Given the overall stability in bone density over time, especially among people on long-term treatment, they suggested, "Routine monitoring of BMD in many HAART-treated patients may not be necessary."
An important limitation of this meta-analysis is that only 3 studies included patient groups taking tenofovir, which is now one of the most widely used antiretroviral drugs. A small study of people already on ART at baseline saw no change in spine bone density but a 3.3% decrease at the hip at 1 year. In a study of treatment-naive patients starting ART, bone density decreased by 3.6% at the spine and 2.4% at the hip at 1 year. Another treatment-naive study that followed participants for more than 5 years saw bone density decreases of 3.3%, 2.3%, and 1.7% at the spine, and 3.2%, 2.8%, and 3.3% at the hip, at 1 year, 2 years, and 5.5 years, respectively.
The researchers noted that while HIV infection, use of antiretroviral drugs, and traditional bone loss risk factors such as smoking, alcohol use, and hypogonadism (low testosterone or estrogen) may contribute to changes in bone density, it is "difficult to explain the pattern of early accelerated BMD loss followed by BMD stability/increases" when these factors remain consistent over time. They also pointed out that bone density changes may in part be explained by changes in body weight, for example as ART enables immune recovery and reversal of wasting.
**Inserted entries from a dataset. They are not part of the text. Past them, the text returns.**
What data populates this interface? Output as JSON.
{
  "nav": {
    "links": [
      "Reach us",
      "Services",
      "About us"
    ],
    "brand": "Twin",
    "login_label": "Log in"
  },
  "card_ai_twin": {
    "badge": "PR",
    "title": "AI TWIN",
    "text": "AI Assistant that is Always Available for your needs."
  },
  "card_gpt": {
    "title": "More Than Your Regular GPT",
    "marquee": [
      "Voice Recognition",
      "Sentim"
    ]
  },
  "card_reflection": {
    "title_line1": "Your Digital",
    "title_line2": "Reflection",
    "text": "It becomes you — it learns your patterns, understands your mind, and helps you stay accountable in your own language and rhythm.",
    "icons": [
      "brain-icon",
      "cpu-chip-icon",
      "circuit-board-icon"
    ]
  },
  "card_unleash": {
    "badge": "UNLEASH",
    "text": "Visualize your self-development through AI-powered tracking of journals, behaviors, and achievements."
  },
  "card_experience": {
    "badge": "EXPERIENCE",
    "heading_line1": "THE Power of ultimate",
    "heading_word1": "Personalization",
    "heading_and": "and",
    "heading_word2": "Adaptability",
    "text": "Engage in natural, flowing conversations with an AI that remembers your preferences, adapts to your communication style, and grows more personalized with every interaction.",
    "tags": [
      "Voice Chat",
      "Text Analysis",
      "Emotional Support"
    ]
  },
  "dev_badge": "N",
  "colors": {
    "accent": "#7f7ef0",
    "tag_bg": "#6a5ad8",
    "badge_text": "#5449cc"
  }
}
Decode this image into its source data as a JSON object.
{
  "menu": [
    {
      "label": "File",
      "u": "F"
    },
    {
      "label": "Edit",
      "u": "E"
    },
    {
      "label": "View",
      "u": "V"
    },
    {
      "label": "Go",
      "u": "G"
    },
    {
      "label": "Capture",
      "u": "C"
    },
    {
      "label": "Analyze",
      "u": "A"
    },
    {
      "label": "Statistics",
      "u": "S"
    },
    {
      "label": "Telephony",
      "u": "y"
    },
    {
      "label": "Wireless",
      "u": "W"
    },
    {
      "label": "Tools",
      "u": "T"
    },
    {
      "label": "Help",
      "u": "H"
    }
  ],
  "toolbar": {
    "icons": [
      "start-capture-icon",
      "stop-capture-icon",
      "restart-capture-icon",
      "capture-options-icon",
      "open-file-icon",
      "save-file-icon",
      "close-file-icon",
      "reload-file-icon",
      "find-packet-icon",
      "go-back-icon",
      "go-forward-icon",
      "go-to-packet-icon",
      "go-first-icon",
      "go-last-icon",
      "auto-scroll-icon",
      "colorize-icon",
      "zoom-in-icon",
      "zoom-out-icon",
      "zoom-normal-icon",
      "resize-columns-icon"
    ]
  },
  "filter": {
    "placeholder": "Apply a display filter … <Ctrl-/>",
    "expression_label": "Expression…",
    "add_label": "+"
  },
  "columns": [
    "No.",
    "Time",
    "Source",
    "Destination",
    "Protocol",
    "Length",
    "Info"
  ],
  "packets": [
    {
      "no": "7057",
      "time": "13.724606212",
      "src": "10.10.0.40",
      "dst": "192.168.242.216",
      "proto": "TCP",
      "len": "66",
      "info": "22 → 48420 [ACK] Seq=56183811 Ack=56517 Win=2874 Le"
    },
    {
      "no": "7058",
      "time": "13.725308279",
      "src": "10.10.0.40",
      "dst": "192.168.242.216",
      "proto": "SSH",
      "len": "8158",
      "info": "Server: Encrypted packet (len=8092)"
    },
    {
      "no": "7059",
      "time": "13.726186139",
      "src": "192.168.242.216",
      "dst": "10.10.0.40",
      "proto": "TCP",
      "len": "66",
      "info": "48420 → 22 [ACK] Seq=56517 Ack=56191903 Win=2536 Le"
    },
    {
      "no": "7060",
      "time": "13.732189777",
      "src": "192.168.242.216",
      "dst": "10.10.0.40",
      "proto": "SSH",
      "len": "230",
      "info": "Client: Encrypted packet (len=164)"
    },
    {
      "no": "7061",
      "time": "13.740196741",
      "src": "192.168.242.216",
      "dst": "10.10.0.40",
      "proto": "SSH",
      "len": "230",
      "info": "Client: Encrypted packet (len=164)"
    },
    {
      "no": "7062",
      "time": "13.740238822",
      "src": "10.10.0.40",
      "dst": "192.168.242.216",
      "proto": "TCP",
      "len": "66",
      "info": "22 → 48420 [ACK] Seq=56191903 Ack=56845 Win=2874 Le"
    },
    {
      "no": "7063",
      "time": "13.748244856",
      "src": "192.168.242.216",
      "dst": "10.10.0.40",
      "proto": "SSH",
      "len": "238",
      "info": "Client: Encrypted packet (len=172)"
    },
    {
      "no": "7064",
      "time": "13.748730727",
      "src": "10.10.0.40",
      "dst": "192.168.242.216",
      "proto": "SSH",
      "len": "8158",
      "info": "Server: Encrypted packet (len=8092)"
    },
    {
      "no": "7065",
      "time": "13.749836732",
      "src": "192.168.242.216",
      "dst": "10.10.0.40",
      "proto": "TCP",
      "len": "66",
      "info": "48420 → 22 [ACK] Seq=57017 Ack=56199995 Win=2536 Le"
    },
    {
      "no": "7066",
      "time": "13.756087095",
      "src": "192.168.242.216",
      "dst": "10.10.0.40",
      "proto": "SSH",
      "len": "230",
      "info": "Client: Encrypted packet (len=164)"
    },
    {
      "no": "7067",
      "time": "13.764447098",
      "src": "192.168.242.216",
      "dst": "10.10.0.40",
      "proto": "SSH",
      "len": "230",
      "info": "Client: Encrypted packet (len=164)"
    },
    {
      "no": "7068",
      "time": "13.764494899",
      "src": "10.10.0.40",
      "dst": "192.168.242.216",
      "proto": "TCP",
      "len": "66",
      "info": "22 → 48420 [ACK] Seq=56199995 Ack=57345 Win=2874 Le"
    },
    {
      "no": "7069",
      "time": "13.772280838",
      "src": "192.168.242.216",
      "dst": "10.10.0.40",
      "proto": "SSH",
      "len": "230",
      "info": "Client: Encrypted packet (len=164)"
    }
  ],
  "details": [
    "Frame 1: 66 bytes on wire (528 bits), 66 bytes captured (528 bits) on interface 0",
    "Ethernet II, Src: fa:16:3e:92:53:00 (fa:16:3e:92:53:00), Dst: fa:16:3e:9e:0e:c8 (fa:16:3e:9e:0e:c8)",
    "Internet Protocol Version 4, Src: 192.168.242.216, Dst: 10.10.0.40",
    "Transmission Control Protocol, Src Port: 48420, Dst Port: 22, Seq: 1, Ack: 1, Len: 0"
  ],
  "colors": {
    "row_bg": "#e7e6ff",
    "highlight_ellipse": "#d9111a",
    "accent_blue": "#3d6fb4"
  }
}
"[O]ur results suggest that low BMD should not be a concern for the majority of younger and middle-aged individuals with HIV, who are adequately treated with antiretroviral therapy and well nourished," the authors elaborated in their discussion. "Determining whether this also applies to older cohorts of HIV-infected people is an important question to be addressed."
"Decisions about investigating and treating low BMD in HIV-infected patients should be made using guidelines available for the general population, with particular focus on addressing modifiable risk factors for low BMD or fractures such as alcohol use, cigarette smoking, and low body weight," they recommended. "Effective antiretroviral treatment and avoidance of undernutrition remain the two most important factors in optimizing skeletal health in HIV-infected individuals."
Investigator affiliations: Boneand Joint Research Group, Department of Medicine, University of Auckland, Auckland, New Zealand.
MJ Bolland, TK Wang, A Grey, and IR Reid. StableBone Density in HAART-Treated Individuals with HIV: A Meta-Analysis. Journal of Clinical Endocrinology and Metabolism 96(9):2721-2731 (abstract). September 2011.